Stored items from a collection
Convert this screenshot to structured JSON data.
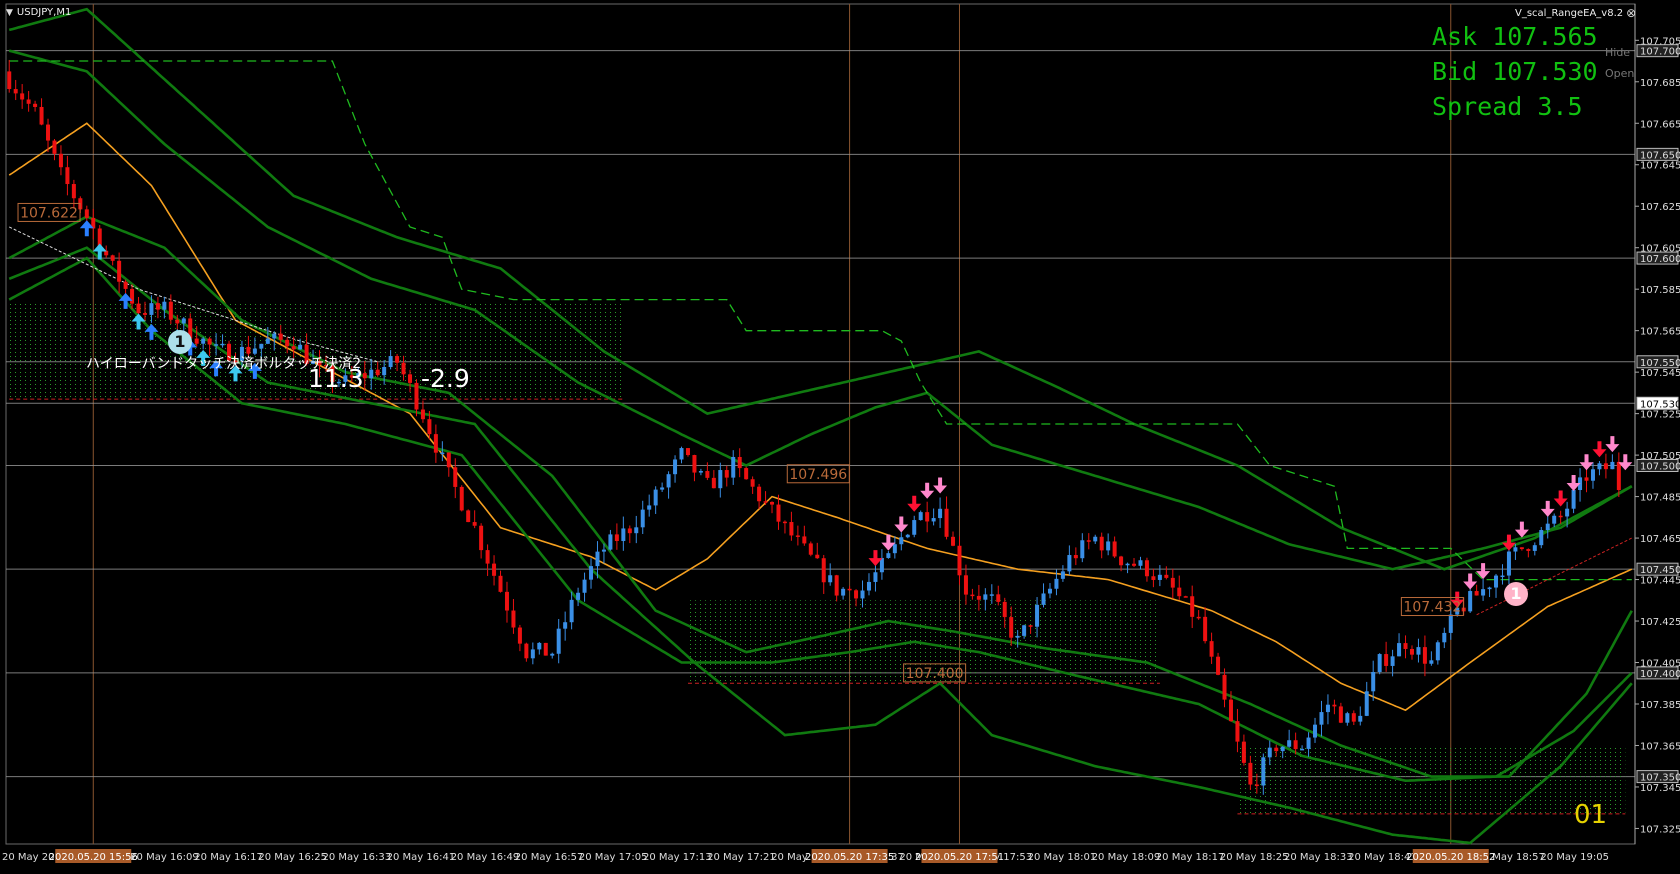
{
  "window": {
    "symbol_title": "USDJPY,M1",
    "ea_label": "V_scal_RangeEA_v8.2",
    "close_glyph": "⊗",
    "dropdown_glyph": "▼"
  },
  "hud": {
    "ask": "Ask 107.565",
    "bid": "Bid 107.530",
    "spread": "Spread 3.5",
    "hide": "Hide",
    "open": "Open",
    "counter": "01"
  },
  "annotations": {
    "japanese_note": "ハイローバンドタッチ決済ボルタッチ決済2",
    "pl_values": [
      "11.3",
      "-2.9"
    ],
    "badge_number": "1",
    "level_labels": [
      {
        "text": "107.622",
        "price": 107.622
      },
      {
        "text": "107.496",
        "price": 107.496
      },
      {
        "text": "107.400",
        "price": 107.4
      },
      {
        "text": "107.432",
        "price": 107.432
      }
    ]
  },
  "price_axis": {
    "ticks": [
      "107.705",
      "107.685",
      "107.665",
      "107.645",
      "107.625",
      "107.605",
      "107.585",
      "107.565",
      "107.545",
      "107.525",
      "107.505",
      "107.485",
      "107.465",
      "107.445",
      "107.425",
      "107.405",
      "107.385",
      "107.365",
      "107.345",
      "107.325"
    ],
    "tick_values": [
      107.705,
      107.685,
      107.665,
      107.645,
      107.625,
      107.605,
      107.585,
      107.565,
      107.545,
      107.525,
      107.505,
      107.485,
      107.465,
      107.445,
      107.425,
      107.405,
      107.385,
      107.365,
      107.345,
      107.325
    ],
    "level_tags": [
      "107.700",
      "107.650",
      "107.600",
      "107.550",
      "107.530",
      "107.500",
      "107.450",
      "107.400",
      "107.350"
    ],
    "level_values": [
      107.7,
      107.65,
      107.6,
      107.55,
      107.53,
      107.5,
      107.45,
      107.4,
      107.35
    ],
    "range": [
      107.3175,
      107.7225
    ]
  },
  "time_axis": {
    "labels": [
      "20 May 202",
      "20 May 16:01",
      "20 May 16:09",
      "20 May 16:17",
      "20 May 16:25",
      "20 May 16:33",
      "20 May 16:41",
      "20 May 16:49",
      "20 May 16:57",
      "20 May 17:05",
      "20 May 17:13",
      "20 May 17:21",
      "20 May 17:29",
      "20 May 17:37",
      "20 May 17:45",
      "20 May 17:53",
      "20 May 18:01",
      "20 May 18:09",
      "20 May 18:17",
      "20 May 18:25",
      "20 May 18:33",
      "20 May 18:41",
      "20 May 18:49",
      "20 May 18:57",
      "20 May 19:05"
    ],
    "highlights": [
      "2020.05.20 15:56",
      "2020.05.20 17:35",
      "2020.05.20 17:51",
      "2020.05.20 18:52"
    ]
  },
  "colors": {
    "bull": "#3a8fe6",
    "bear": "#ee1111",
    "band": "#107a10",
    "ma": "#f5a020",
    "step": "#1fba1f",
    "hline": "#9a9a9a",
    "vline": "#8a5530",
    "buy_arrow": "#2a7fff",
    "buy_arrow_light": "#3cc8f0",
    "sell_arrow": "#ff1133",
    "sell_arrow_pink": "#ff88cc",
    "hud_text": "#11c011",
    "level_label": "#b96a3a",
    "highlight_box": "#a85a28"
  },
  "chart_data": {
    "type": "candlestick",
    "symbol": "USDJPY",
    "timeframe": "M1",
    "close_path": [
      [
        0,
        107.69
      ],
      [
        5,
        107.67
      ],
      [
        9,
        107.64
      ],
      [
        13,
        107.62
      ],
      [
        17,
        107.595
      ],
      [
        21,
        107.575
      ],
      [
        25,
        107.575
      ],
      [
        29,
        107.565
      ],
      [
        33,
        107.555
      ],
      [
        37,
        107.555
      ],
      [
        41,
        107.56
      ],
      [
        45,
        107.56
      ],
      [
        49,
        107.545
      ],
      [
        53,
        107.54
      ],
      [
        57,
        107.545
      ],
      [
        61,
        107.55
      ],
      [
        65,
        107.525
      ],
      [
        69,
        107.495
      ],
      [
        73,
        107.47
      ],
      [
        77,
        107.44
      ],
      [
        81,
        107.41
      ],
      [
        85,
        107.41
      ],
      [
        89,
        107.44
      ],
      [
        93,
        107.46
      ],
      [
        97,
        107.47
      ],
      [
        101,
        107.485
      ],
      [
        105,
        107.505
      ],
      [
        109,
        107.49
      ],
      [
        113,
        107.5
      ],
      [
        117,
        107.485
      ],
      [
        121,
        107.47
      ],
      [
        125,
        107.455
      ],
      [
        129,
        107.44
      ],
      [
        133,
        107.44
      ],
      [
        137,
        107.455
      ],
      [
        141,
        107.475
      ],
      [
        145,
        107.48
      ],
      [
        149,
        107.44
      ],
      [
        153,
        107.435
      ],
      [
        157,
        107.415
      ],
      [
        161,
        107.435
      ],
      [
        165,
        107.455
      ],
      [
        169,
        107.465
      ],
      [
        173,
        107.455
      ],
      [
        177,
        107.45
      ],
      [
        181,
        107.44
      ],
      [
        185,
        107.425
      ],
      [
        189,
        107.385
      ],
      [
        193,
        107.345
      ],
      [
        197,
        107.365
      ],
      [
        201,
        107.365
      ],
      [
        205,
        107.385
      ],
      [
        209,
        107.375
      ],
      [
        213,
        107.405
      ],
      [
        217,
        107.415
      ],
      [
        221,
        107.405
      ],
      [
        225,
        107.43
      ],
      [
        229,
        107.44
      ],
      [
        233,
        107.455
      ],
      [
        237,
        107.465
      ],
      [
        241,
        107.475
      ],
      [
        245,
        107.495
      ],
      [
        249,
        107.5
      ],
      [
        251,
        107.48
      ]
    ],
    "series": [
      {
        "name": "MA",
        "values": [
          [
            0,
            107.64
          ],
          [
            12,
            107.665
          ],
          [
            22,
            107.635
          ],
          [
            35,
            107.57
          ],
          [
            50,
            107.545
          ],
          [
            62,
            107.525
          ],
          [
            76,
            107.47
          ],
          [
            90,
            107.456
          ],
          [
            100,
            107.44
          ],
          [
            108,
            107.455
          ],
          [
            118,
            107.485
          ],
          [
            128,
            107.475
          ],
          [
            142,
            107.46
          ],
          [
            156,
            107.45
          ],
          [
            170,
            107.445
          ],
          [
            186,
            107.43
          ],
          [
            196,
            107.415
          ],
          [
            206,
            107.395
          ],
          [
            216,
            107.382
          ],
          [
            226,
            107.405
          ],
          [
            238,
            107.432
          ],
          [
            251,
            107.45
          ]
        ]
      },
      {
        "name": "Band1",
        "values": [
          [
            0,
            107.7
          ],
          [
            12,
            107.69
          ],
          [
            24,
            107.655
          ],
          [
            40,
            107.615
          ],
          [
            56,
            107.59
          ],
          [
            72,
            107.575
          ],
          [
            88,
            107.54
          ],
          [
            104,
            107.515
          ],
          [
            114,
            107.5
          ],
          [
            124,
            107.515
          ],
          [
            134,
            107.528
          ],
          [
            142,
            107.535
          ],
          [
            152,
            107.51
          ],
          [
            168,
            107.495
          ],
          [
            184,
            107.48
          ],
          [
            198,
            107.462
          ],
          [
            214,
            107.45
          ],
          [
            228,
            107.46
          ],
          [
            240,
            107.47
          ],
          [
            251,
            107.49
          ]
        ]
      },
      {
        "name": "Band2",
        "values": [
          [
            0,
            107.71
          ],
          [
            12,
            107.72
          ],
          [
            28,
            107.675
          ],
          [
            44,
            107.63
          ],
          [
            60,
            107.61
          ],
          [
            76,
            107.595
          ],
          [
            92,
            107.555
          ],
          [
            108,
            107.525
          ],
          [
            122,
            107.535
          ],
          [
            136,
            107.545
          ],
          [
            150,
            107.555
          ],
          [
            162,
            107.538
          ],
          [
            174,
            107.52
          ],
          [
            190,
            107.5
          ],
          [
            206,
            107.47
          ],
          [
            222,
            107.45
          ],
          [
            236,
            107.465
          ],
          [
            251,
            107.49
          ]
        ]
      },
      {
        "name": "Band3",
        "values": [
          [
            0,
            107.6
          ],
          [
            12,
            107.62
          ],
          [
            24,
            107.605
          ],
          [
            36,
            107.57
          ],
          [
            52,
            107.545
          ],
          [
            68,
            107.535
          ],
          [
            84,
            107.495
          ],
          [
            100,
            107.43
          ],
          [
            114,
            107.41
          ],
          [
            126,
            107.418
          ],
          [
            136,
            107.425
          ],
          [
            146,
            107.42
          ],
          [
            160,
            107.412
          ],
          [
            176,
            107.405
          ],
          [
            192,
            107.385
          ],
          [
            206,
            107.365
          ],
          [
            220,
            107.35
          ],
          [
            232,
            107.35
          ],
          [
            244,
            107.39
          ],
          [
            251,
            107.43
          ]
        ]
      },
      {
        "name": "Band4",
        "values": [
          [
            0,
            107.59
          ],
          [
            12,
            107.605
          ],
          [
            24,
            107.575
          ],
          [
            40,
            107.54
          ],
          [
            56,
            107.53
          ],
          [
            72,
            107.52
          ],
          [
            90,
            107.45
          ],
          [
            106,
            107.405
          ],
          [
            120,
            107.37
          ],
          [
            134,
            107.375
          ],
          [
            144,
            107.395
          ],
          [
            152,
            107.37
          ],
          [
            168,
            107.355
          ],
          [
            184,
            107.345
          ],
          [
            198,
            107.335
          ],
          [
            214,
            107.322
          ],
          [
            226,
            107.318
          ],
          [
            240,
            107.355
          ],
          [
            251,
            107.395
          ]
        ]
      },
      {
        "name": "Band5",
        "values": [
          [
            0,
            107.58
          ],
          [
            12,
            107.6
          ],
          [
            22,
            107.565
          ],
          [
            36,
            107.53
          ],
          [
            52,
            107.52
          ],
          [
            70,
            107.505
          ],
          [
            88,
            107.435
          ],
          [
            104,
            107.405
          ],
          [
            118,
            107.405
          ],
          [
            130,
            107.41
          ],
          [
            140,
            107.415
          ],
          [
            150,
            107.41
          ],
          [
            166,
            107.398
          ],
          [
            184,
            107.385
          ],
          [
            200,
            107.36
          ],
          [
            216,
            107.348
          ],
          [
            230,
            107.35
          ],
          [
            242,
            107.372
          ],
          [
            251,
            107.4
          ]
        ]
      }
    ],
    "step_line": [
      [
        0,
        107.695
      ],
      [
        50,
        107.695
      ],
      [
        55,
        107.655
      ],
      [
        62,
        107.615
      ],
      [
        67,
        107.61
      ],
      [
        70,
        107.585
      ],
      [
        78,
        107.58
      ],
      [
        111,
        107.58
      ],
      [
        114,
        107.565
      ],
      [
        135,
        107.565
      ],
      [
        138,
        107.56
      ],
      [
        141,
        107.54
      ],
      [
        145,
        107.52
      ],
      [
        190,
        107.52
      ],
      [
        195,
        107.5
      ],
      [
        205,
        107.49
      ],
      [
        207,
        107.46
      ],
      [
        223,
        107.46
      ],
      [
        228,
        107.445
      ],
      [
        251,
        107.445
      ]
    ],
    "buy_signals_x": [
      12,
      14,
      18,
      20,
      22,
      26,
      28,
      30,
      32,
      35,
      38
    ],
    "sell_signals_x": [
      134,
      136,
      138,
      140,
      142,
      144,
      224,
      226,
      228,
      232,
      234,
      238,
      240,
      242,
      244,
      246,
      248,
      250
    ],
    "ylim": [
      107.3175,
      107.7225
    ]
  }
}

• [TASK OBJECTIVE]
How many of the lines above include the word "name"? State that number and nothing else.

• [EXPECTED ANSWER]
6